The world is unlikely to meet the goal of ending extreme poverty by 2030, according to a new World Bank study.
The bank’s Poverty and Shared Prosperity report showed that global progress in reducing extreme poverty has come to a standstill.
“COVID-19 dealt the biggest setback to global poverty-reduction efforts since 1990 and the war in Ukraine threatens to make matters worse,” it said.
The global body estimated that the pandemic dragged nearly 70 million people into extreme poverty in 2020, the biggest one-year hike since global poverty monitoring began in 1990.
“As a result, an estimated 719 million people subsisted on less than $2.15 a day by the end of 2020,” it said.
The report indicates that around 600 million people, mostly in Sub-Saharan Africa, will still be living on less than $2.15 a day by 2030.
Emphasising that strong fiscal policy measures made a “notable difference” in reducing the impact of the pandemic on poverty, it said in the absence of a fiscal intervention, the average poverty rate in developing economies could be 2.4 points higher.

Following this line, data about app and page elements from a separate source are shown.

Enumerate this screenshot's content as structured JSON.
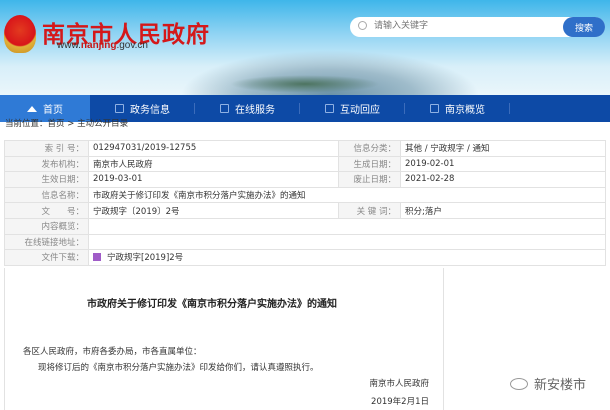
{
  "header": {
    "title": "南京市人民政府",
    "url_prefix": "www.",
    "url_bold": "nanjing",
    ".url_suffix": "",
    "url_rest": ".gov.cn",
    "search_placeholder": "请输入关键字",
    "search_button": "搜索"
  },
  "nav": [
    {
      "label": "首页"
    },
    {
      "label": "政务信息"
    },
    {
      "label": "在线服务"
    },
    {
      "label": "互动回应"
    },
    {
      "label": "南京概览"
    }
  ],
  "breadcrumb": {
    "label": "当前位置：",
    "home": "首页",
    "sep": ">",
    "current": "主动公开目录"
  },
  "meta": {
    "index_label": "索 引 号：",
    "index": "012947031/2019-12755",
    "category_label": "信息分类：",
    "category": "其他 / 宁政规字 / 通知",
    "publisher_label": "发布机构：",
    "publisher": "南京市人民政府",
    "created_label": "生成日期：",
    "created": "2019-02-01",
    "effective_label": "生效日期：",
    "effective": "2019-03-01",
    "expire_label": "废止日期：",
    "expire": "2021-02-28",
    "name_label": "信息名称：",
    "name": "市政府关于修订印发《南京市积分落户实施办法》的通知",
    "docno_label": "文　　号：",
    "docno": "宁政规字〔2019〕2号",
    "keywords_label": "关 键 词：",
    "keywords": "积分;落户",
    "summary_label": "内容概览：",
    "summary": "",
    "link_label": "在线链接地址：",
    "link": "",
    "download_label": "文件下载：",
    "download": "宁政规字[2019]2号"
  },
  "document": {
    "title": "市政府关于修订印发《南京市积分落户实施办法》的通知",
    "salutation": "各区人民政府，市府各委办局，市各直属单位：",
    "body": "现将修订后的《南京市积分落户实施办法》印发给你们，请认真遵照执行。",
    "signer": "南京市人民政府",
    "date": "2019年2月1日"
  },
  "watermark": "新安楼市"
}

Commenting on the report, World Bank President David Malpass said: “Progress in reducing extreme poverty has essentially halted in tandem with subdued global economic growth.”
“Adjustments of macroeconomic policies are needed to improve the allocation of global capital, foster currency stability, reduce inflation, and restart growth in median income. The alternative is the status quo – slowing global growth, higher interest rates, greater risk aversion, and fragility in many developing countries,” he added.